Warning: I will try to be completely unbiased in this analysis and base my arguments on the facts of the debate, not on the fact that I may or may not be wearing a shirt with the President’s face that reads, “Barack my world.”
The night that political junkies look forward to like kids waiting to overdose on high-fructose corn syrup on Halloween finally arrived on Oct. 3 – the U.S. presidential debates.
An aggressive Mitt Romney faced, and perhaps defeated, an exhausted-looking Obama in the first of four debates. The debate consisted of relatively—and surprisingly—friendly exchanges between the candidates, void of the usual personal and petty attacks.
Anyone who has access to mainstream media knows that Romney has had a tendency to put his foot in his mouth over the last few weeks. From the infamous 47 per cent comment (apparently most Americans are freeloaders who think they are entitled to basic human needs such as health care, food, and housing? Who do they think they are?) to the dumbfounding remark that he made about airplane windows (according to Romney, it’s an issue that these windows can’t be opened). To top it all off, Romney now goes and states that he will defund PBS and fire Big Bird from his day job?
It’s clear that Romney desperately needed to redeem himself at this debate. This was achieved, not necessarily because his answers were “better” than the President’s, but because he appeared more confident, assertive, and enthusiastic. Obama’s frequent pausing and stuttering drowned the nostalgia of his eloquent and passionate hope-filled speeches from the 2008 campaign.
The debate was intended to focus on a range of domestic issues but centered, primarily, on the economy. Topics included the deficit, healthcare, and the role of government, all selected by the moderator, Jim Lehrer. I guess Lehrer doesn’t see LGBT and women’s rights as important domestic issues, which is a shame considering that these rights are under attack by Romney.
The question on the economy lasted nearly half of the debate, going back and forth between Romney pointing out that Obama has not yet repaired the economy that the Republican’s left a mess. and Obama accusing Romney of a proposed US $5 trillion tax cut. Both candidates relied heavily on contradictory claims and statistics that eventually lead to the New York Times producing a live fact-check of their claims.
According to this fact-checking system, Obama’s claim that, if elected, Romney would enforce a $5 trillion tax cut is fact. The New York Times explains that Romney has proposed cutting marginal tax rates by 20 per cent and replacing that revenue by clearing out “the underbrush of deductions and loopholes in the tax code,” never fully specifying how exactly he would do this.
It’s safe to say that the whole of the debate came down to fundamental ideological differences. Obama appeared tired and worn, but human. Romney appeared polished, sharp, and almost robotic.

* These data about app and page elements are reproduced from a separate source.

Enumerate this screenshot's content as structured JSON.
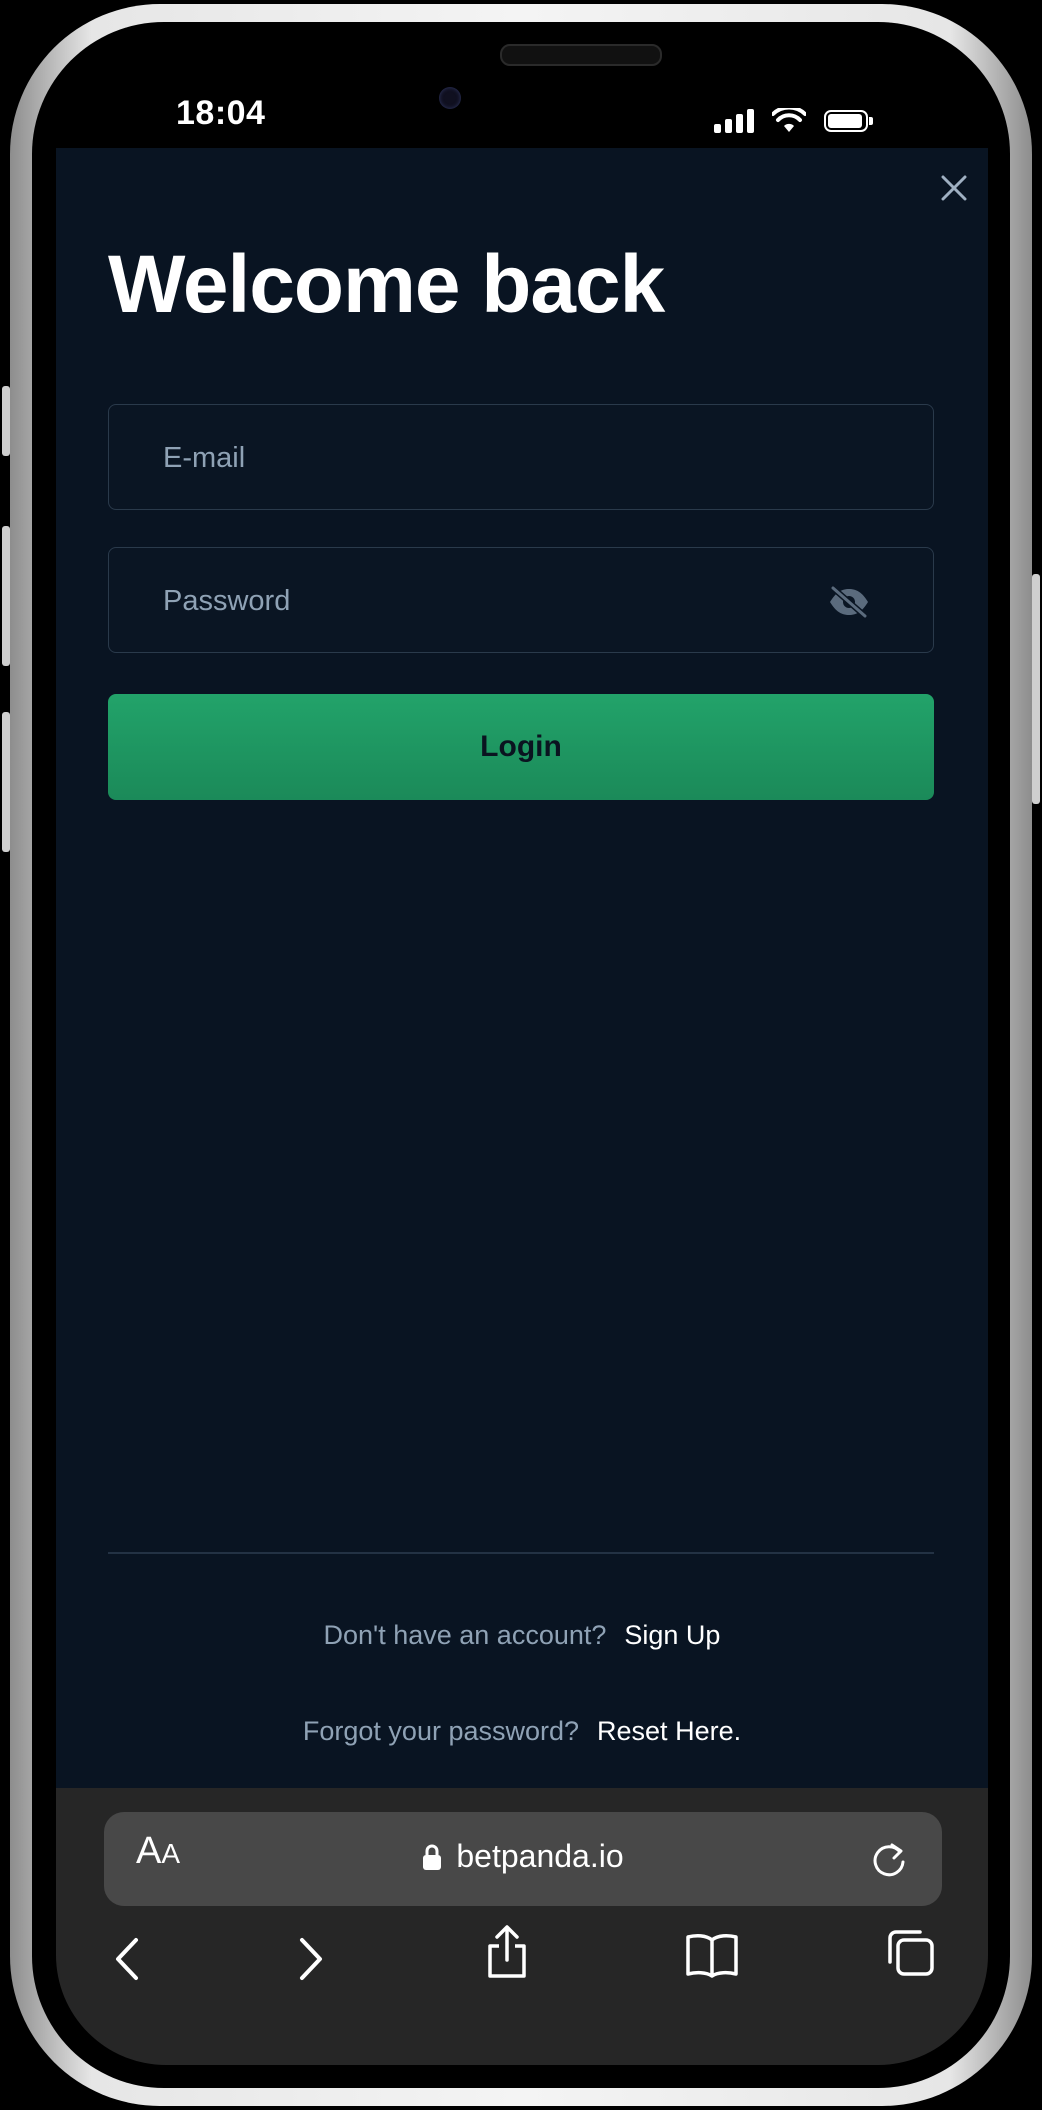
{
  "status_bar": {
    "time": "18:04"
  },
  "login": {
    "title": "Welcome back",
    "email_placeholder": "E-mail",
    "password_placeholder": "Password",
    "login_label": "Login",
    "no_account_text": "Don't have an account?",
    "signup_label": "Sign Up",
    "forgot_text": "Forgot your password?",
    "reset_label": "Reset Here."
  },
  "browser": {
    "aa_big": "A",
    "aa_small": "A",
    "url": "betpanda.io"
  },
  "colors": {
    "background": "#091422",
    "accent_green": "#1f9a64",
    "muted_text": "#8fa2b5"
  },
  "icons": [
    "close-icon",
    "eye-slash-icon",
    "lock-icon",
    "reload-icon",
    "back-icon",
    "forward-icon",
    "share-icon",
    "bookmarks-icon",
    "tabs-icon",
    "signal-icon",
    "wifi-icon",
    "battery-icon"
  ]
}
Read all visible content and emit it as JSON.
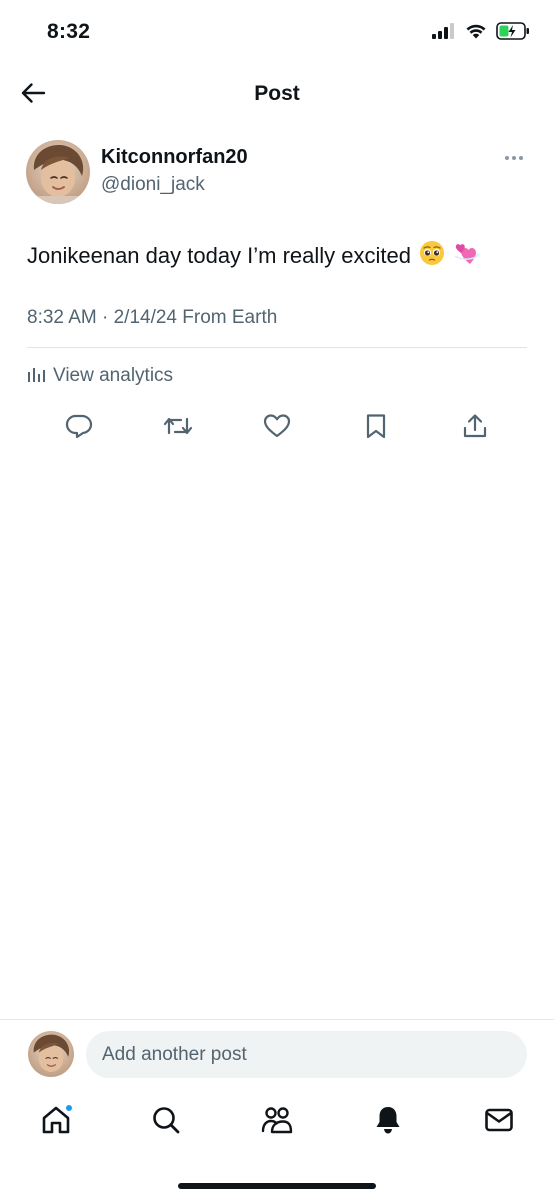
{
  "status_bar": {
    "time": "8:32",
    "icons": [
      "cellular-signal-icon",
      "wifi-icon",
      "battery-charging-icon"
    ]
  },
  "header": {
    "title": "Post",
    "back_icon": "arrow-left-icon"
  },
  "post": {
    "display_name": "Kitconnorfan20",
    "handle": "@dioni_jack",
    "text": "Jonikeenan day today I’m really excited",
    "emojis": [
      "🥺",
      "💞"
    ],
    "timestamp": "8:32 AM · 2/14/24",
    "location": "From Earth",
    "analytics_label": "View analytics",
    "actions": [
      "reply-icon",
      "repost-icon",
      "like-icon",
      "bookmark-icon",
      "share-icon"
    ]
  },
  "reply": {
    "placeholder": "Add another post"
  },
  "tabbar": {
    "tabs": [
      "home-icon",
      "search-icon",
      "communities-icon",
      "notifications-icon",
      "messages-icon"
    ],
    "home_has_notification": true
  },
  "colors": {
    "accent": "#1d9bf0",
    "text_primary": "#0f1419",
    "text_secondary": "#536471",
    "input_bg": "#eff3f4"
  }
}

Ideological differences were evident in their answers when the question of the role of government was asked. Romney argued that “we are all children of the same God,” demonstrating the inability of the Republicans to separate state and Church. This was in stark contrast to Obama’s answer, which was void of religious mention but focused on the government’s role to create opportunity, education, and cohesiveness between government and its citizens.
Romney’s forceful attitude may have undecided viewers sway either way – his assertiveness could show that he would be a commanding and confident president, or it could turn individual’s off of him, viewing him as rude and arrogant as he continuously spoke over Lehrer.
Throughout the debate, the two candidates both exposed their greatest flaws. Romney desperately tried to appear as a down-to-earth guy, continually mentioning the working class, but remained unconvincing that he knows what it feels like to be middle class, rather than swimming in piles of cash in the backyard of his Utah vacation mansion. Obama, a product of the lower-middle class, appeals to the everyday person, but remained fatigued and uninspired throughout the debate, disappointing viewers and leaving them questioning his ability to fix the economy in a second term.
The good news is that there are more debates. One which features the vice-presidential candidates where, here’s hoping, Biden will point out the fundamentalist and right-wing fanatical ideas of Paul Ryan, and two more that consist of Romney and Obama going head-to-head once again.
So, perhaps, I couldn’t remain completely neutral in this analysis but, admittedly, I’m still hoping that Obama continues to Barack my world.